• **The problem**:
Please retype all of the following entries exactly.

• **Available data**:
= = = = =
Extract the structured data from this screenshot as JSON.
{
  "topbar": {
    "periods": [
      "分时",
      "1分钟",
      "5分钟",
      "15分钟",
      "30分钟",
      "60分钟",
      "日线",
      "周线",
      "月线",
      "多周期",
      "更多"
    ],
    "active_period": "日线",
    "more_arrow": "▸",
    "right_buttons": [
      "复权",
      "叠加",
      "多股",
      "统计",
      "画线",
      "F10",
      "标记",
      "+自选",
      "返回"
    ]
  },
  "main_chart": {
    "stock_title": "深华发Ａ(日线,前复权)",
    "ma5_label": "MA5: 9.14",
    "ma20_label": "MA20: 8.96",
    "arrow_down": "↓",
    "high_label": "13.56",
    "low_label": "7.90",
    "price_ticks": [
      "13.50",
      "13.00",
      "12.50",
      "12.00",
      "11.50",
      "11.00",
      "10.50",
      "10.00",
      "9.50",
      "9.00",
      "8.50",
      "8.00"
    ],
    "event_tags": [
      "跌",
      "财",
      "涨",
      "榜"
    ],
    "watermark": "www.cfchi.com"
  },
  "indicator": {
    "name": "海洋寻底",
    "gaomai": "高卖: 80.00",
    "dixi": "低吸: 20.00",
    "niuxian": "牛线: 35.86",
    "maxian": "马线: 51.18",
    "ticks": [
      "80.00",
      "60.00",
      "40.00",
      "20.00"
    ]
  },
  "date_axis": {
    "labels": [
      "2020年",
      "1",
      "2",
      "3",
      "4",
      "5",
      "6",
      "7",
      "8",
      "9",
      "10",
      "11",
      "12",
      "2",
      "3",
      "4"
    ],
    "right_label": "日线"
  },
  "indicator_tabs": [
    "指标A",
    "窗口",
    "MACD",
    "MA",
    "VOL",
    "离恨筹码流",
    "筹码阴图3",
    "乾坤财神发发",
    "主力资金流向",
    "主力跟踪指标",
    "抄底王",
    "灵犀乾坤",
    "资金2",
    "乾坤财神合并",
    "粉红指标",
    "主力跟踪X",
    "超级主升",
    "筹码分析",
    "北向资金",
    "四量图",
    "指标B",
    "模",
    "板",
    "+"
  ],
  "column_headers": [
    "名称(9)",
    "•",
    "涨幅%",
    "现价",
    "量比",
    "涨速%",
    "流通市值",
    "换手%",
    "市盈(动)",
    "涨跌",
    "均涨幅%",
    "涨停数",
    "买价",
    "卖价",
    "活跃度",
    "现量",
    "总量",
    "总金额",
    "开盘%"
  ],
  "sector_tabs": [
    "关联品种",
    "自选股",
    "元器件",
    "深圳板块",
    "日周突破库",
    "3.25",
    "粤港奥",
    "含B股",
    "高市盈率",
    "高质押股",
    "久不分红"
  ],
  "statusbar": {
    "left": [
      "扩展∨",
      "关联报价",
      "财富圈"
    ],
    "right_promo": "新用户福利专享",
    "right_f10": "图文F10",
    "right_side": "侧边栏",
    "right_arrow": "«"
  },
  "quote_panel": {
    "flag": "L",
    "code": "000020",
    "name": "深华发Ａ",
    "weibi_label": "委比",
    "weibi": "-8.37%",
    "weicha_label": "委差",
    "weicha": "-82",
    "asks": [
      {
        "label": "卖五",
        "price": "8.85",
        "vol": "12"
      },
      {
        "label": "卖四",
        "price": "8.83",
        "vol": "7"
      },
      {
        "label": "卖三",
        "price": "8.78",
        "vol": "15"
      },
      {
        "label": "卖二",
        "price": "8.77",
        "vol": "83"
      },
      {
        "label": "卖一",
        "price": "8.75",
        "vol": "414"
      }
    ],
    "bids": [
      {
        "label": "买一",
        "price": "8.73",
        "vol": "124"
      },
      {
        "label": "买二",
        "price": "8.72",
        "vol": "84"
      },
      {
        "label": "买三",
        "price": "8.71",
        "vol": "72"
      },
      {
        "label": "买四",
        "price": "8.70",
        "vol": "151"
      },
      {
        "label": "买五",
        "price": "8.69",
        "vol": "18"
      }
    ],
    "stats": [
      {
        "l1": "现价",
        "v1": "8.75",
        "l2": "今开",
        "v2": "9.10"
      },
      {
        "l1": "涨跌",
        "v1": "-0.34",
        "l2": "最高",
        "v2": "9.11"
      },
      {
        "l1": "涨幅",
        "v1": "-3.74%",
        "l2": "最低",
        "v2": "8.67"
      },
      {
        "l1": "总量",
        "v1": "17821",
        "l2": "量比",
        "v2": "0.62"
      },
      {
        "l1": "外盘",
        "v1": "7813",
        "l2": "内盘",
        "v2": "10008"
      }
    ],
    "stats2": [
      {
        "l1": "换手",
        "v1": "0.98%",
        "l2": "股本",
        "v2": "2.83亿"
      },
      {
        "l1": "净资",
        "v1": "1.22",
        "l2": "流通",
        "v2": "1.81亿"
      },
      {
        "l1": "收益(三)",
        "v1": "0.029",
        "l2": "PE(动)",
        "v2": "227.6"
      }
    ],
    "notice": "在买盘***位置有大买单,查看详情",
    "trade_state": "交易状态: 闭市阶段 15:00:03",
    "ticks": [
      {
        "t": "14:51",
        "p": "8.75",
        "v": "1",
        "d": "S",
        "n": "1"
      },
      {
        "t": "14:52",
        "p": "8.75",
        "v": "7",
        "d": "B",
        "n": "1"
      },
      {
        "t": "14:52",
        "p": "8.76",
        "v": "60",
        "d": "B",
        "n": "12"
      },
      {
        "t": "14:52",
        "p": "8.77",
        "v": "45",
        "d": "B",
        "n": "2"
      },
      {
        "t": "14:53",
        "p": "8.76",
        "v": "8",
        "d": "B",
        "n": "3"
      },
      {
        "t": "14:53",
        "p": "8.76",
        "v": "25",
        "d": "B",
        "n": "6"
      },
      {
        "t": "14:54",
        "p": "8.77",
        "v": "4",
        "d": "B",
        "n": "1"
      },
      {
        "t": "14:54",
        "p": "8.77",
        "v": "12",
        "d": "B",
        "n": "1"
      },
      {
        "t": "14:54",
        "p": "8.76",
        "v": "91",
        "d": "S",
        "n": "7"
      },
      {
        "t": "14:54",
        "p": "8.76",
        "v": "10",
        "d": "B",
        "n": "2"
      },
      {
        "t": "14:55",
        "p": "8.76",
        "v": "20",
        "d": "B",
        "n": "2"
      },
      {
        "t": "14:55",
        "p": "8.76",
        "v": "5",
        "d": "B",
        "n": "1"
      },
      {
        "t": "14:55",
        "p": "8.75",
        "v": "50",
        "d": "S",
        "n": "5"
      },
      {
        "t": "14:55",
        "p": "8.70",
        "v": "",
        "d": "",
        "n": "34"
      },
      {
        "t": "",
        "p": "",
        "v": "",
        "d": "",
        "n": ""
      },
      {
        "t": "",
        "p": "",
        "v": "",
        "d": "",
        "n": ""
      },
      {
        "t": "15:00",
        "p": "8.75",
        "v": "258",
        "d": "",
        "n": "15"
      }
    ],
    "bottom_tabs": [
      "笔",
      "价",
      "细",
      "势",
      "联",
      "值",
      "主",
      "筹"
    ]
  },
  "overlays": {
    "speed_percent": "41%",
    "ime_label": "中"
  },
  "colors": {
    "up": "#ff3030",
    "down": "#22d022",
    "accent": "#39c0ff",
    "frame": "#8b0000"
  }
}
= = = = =
• **Task answer**:
Extract the structured data from this screenshot as JSON.
{
  "topbar": {
    "periods": [
      "分时",
      "1分钟",
      "5分钟",
      "15分钟",
      "30分钟",
      "60分钟",
      "日线",
      "周线",
      "月线",
      "多周期",
      "更多"
    ],
    "active_period": "日线",
    "more_arrow": "▸",
    "right_buttons": [
      "复权",
      "叠加",
      "多股",
      "统计",
      "画线",
      "F10",
      "标记",
      "+自选",
      "返回"
    ]
  },
  "main_chart": {
    "stock_title": "深华发Ａ(日线,前复权)",
    "ma5_label": "MA5: 9.14",
    "ma20_label": "MA20: 8.96",
    "arrow_down": "↓",
    "high_label": "13.56",
    "low_label": "7.90",
    "price_ticks": [
      "13.50",
      "13.00",
      "12.50",
      "12.00",
      "11.50",
      "11.00",
      "10.50",
      "10.00",
      "9.50",
      "9.00",
      "8.50",
      "8.00"
    ],
    "event_tags": [
      "跌",
      "财",
      "涨",
      "榜"
    ],
    "watermark": "www.cfchi.com"
  },
  "indicator": {
    "name": "海洋寻底",
    "gaomai": "高卖: 80.00",
    "dixi": "低吸: 20.00",
    "niuxian": "牛线: 35.86",
    "maxian": "马线: 51.18",
    "ticks": [
      "80.00",
      "60.00",
      "40.00",
      "20.00"
    ]
  },
  "date_axis": {
    "labels": [
      "2020年",
      "1",
      "2",
      "3",
      "4",
      "5",
      "6",
      "7",
      "8",
      "9",
      "10",
      "11",
      "12",
      "2",
      "3",
      "4"
    ],
    "right_label": "日线"
  },
  "indicator_tabs": [
    "指标A",
    "窗口",
    "MACD",
    "MA",
    "VOL",
    "离恨筹码流",
    "筹码阴图3",
    "乾坤财神发发",
    "主力资金流向",
    "主力跟踪指标",
    "抄底王",
    "灵犀乾坤",
    "资金2",
    "乾坤财神合并",
    "粉红指标",
    "主力跟踪X",
    "超级主升",
    "筹码分析",
    "北向资金",
    "四量图",
    "指标B",
    "模",
    "板",
    "+"
  ],
  "column_headers": [
    "名称(9)",
    "•",
    "涨幅%",
    "现价",
    "量比",
    "涨速%",
    "流通市值",
    "换手%",
    "市盈(动)",
    "涨跌",
    "均涨幅%",
    "涨停数",
    "买价",
    "卖价",
    "活跃度",
    "现量",
    "总量",
    "总金额",
    "开盘%"
  ],
  "sector_tabs": [
    "关联品种",
    "自选股",
    "元器件",
    "深圳板块",
    "日周突破库",
    "3.25",
    "粤港奥",
    "含B股",
    "高市盈率",
    "高质押股",
    "久不分红"
  ],
  "statusbar": {
    "left": [
      "扩展∨",
      "关联报价",
      "财富圈"
    ],
    "right_promo": "新用户福利专享",
    "right_f10": "图文F10",
    "right_side": "侧边栏",
    "right_arrow": "«"
  },
  "quote_panel": {
    "flag": "L",
    "code": "000020",
    "name": "深华发Ａ",
    "weibi_label": "委比",
    "weibi": "-8.37%",
    "weicha_label": "委差",
    "weicha": "-82",
    "asks": [
      {
        "label": "卖五",
        "price": "8.85",
        "vol": "12"
      },
      {
        "label": "卖四",
        "price": "8.83",
        "vol": "7"
      },
      {
        "label": "卖三",
        "price": "8.78",
        "vol": "15"
      },
      {
        "label": "卖二",
        "price": "8.77",
        "vol": "83"
      },
      {
        "label": "卖一",
        "price": "8.75",
        "vol": "414"
      }
    ],
    "bids": [
      {
        "label": "买一",
        "price": "8.73",
        "vol": "124"
      },
      {
        "label": "买二",
        "price": "8.72",
        "vol": "84"
      },
      {
        "label": "买三",
        "price": "8.71",
        "vol": "72"
      },
      {
        "label": "买四",
        "price": "8.70",
        "vol": "151"
      },
      {
        "label": "买五",
        "price": "8.69",
        "vol": "18"
      }
    ],
    "stats": [
      {
        "l1": "现价",
        "v1": "8.75",
        "l2": "今开",
        "v2": "9.10"
      },
      {
        "l1": "涨跌",
        "v1": "-0.34",
        "l2": "最高",
        "v2": "9.11"
      },
      {
        "l1": "涨幅",
        "v1": "-3.74%",
        "l2": "最低",
        "v2": "8.67"
      },
      {
        "l1": "总量",
        "v1": "17821",
        "l2": "量比",
        "v2": "0.62"
      },
      {
        "l1": "外盘",
        "v1": "7813",
        "l2": "内盘",
        "v2": "10008"
      }
    ],
    "stats2": [
      {
        "l1": "换手",
        "v1": "0.98%",
        "l2": "股本",
        "v2": "2.83亿"
      },
      {
        "l1": "净资",
        "v1": "1.22",
        "l2": "流通",
        "v2": "1.81亿"
      },
      {
        "l1": "收益(三)",
        "v1": "0.029",
        "l2": "PE(动)",
        "v2": "227.6"
      }
    ],
    "notice": "在买盘***位置有大买单,查看详情",
    "trade_state": "交易状态: 闭市阶段 15:00:03",
    "ticks": [
      {
        "t": "14:51",
        "p": "8.75",
        "v": "1",
        "d": "S",
        "n": "1"
      },
      {
        "t": "14:52",
        "p": "8.75",
        "v": "7",
        "d": "B",
        "n": "1"
      },
      {
        "t": "14:52",
        "p": "8.76",
        "v": "60",
        "d": "B",
        "n": "12"
      },
      {
        "t": "14:52",
        "p": "8.77",
        "v": "45",
        "d": "B",
        "n": "2"
      },
      {
        "t": "14:53",
        "p": "8.76",
        "v": "8",
        "d": "B",
        "n": "3"
      },
      {
        "t": "14:53",
        "p": "8.76",
        "v": "25",
        "d": "B",
        "n": "6"
      },
      {
        "t": "14:54",
        "p": "8.77",
        "v": "4",
        "d": "B",
        "n": "1"
      },
      {
        "t": "14:54",
        "p": "8.77",
        "v": "12",
        "d": "B",
        "n": "1"
      },
      {
        "t": "14:54",
        "p": "8.76",
        "v": "91",
        "d": "S",
        "n": "7"
      },
      {
        "t": "14:54",
        "p": "8.76",
        "v": "10",
        "d": "B",
        "n": "2"
      },
      {
        "t": "14:55",
        "p": "8.76",
        "v": "20",
        "d": "B",
        "n": "2"
      },
      {
        "t": "14:55",
        "p": "8.76",
        "v": "5",
        "d": "B",
        "n": "1"
      },
      {
        "t": "14:55",
        "p": "8.75",
        "v": "50",
        "d": "S",
        "n": "5"
      },
      {
        "t": "14:55",
        "p": "8.70",
        "v": "",
        "d": "",
        "n": "34"
      },
      {
        "t": "",
        "p": "",
        "v": "",
        "d": "",
        "n": ""
      },
      {
        "t": "",
        "p": "",
        "v": "",
        "d": "",
        "n": ""
      },
      {
        "t": "15:00",
        "p": "8.75",
        "v": "258",
        "d": "",
        "n": "15"
      }
    ],
    "bottom_tabs": [
      "笔",
      "价",
      "细",
      "势",
      "联",
      "值",
      "主",
      "筹"
    ]
  },
  "overlays": {
    "speed_percent": "41%",
    "ime_label": "中"
  },
  "colors": {
    "up": "#ff3030",
    "down": "#22d022",
    "accent": "#39c0ff",
    "frame": "#8b0000"
  }
}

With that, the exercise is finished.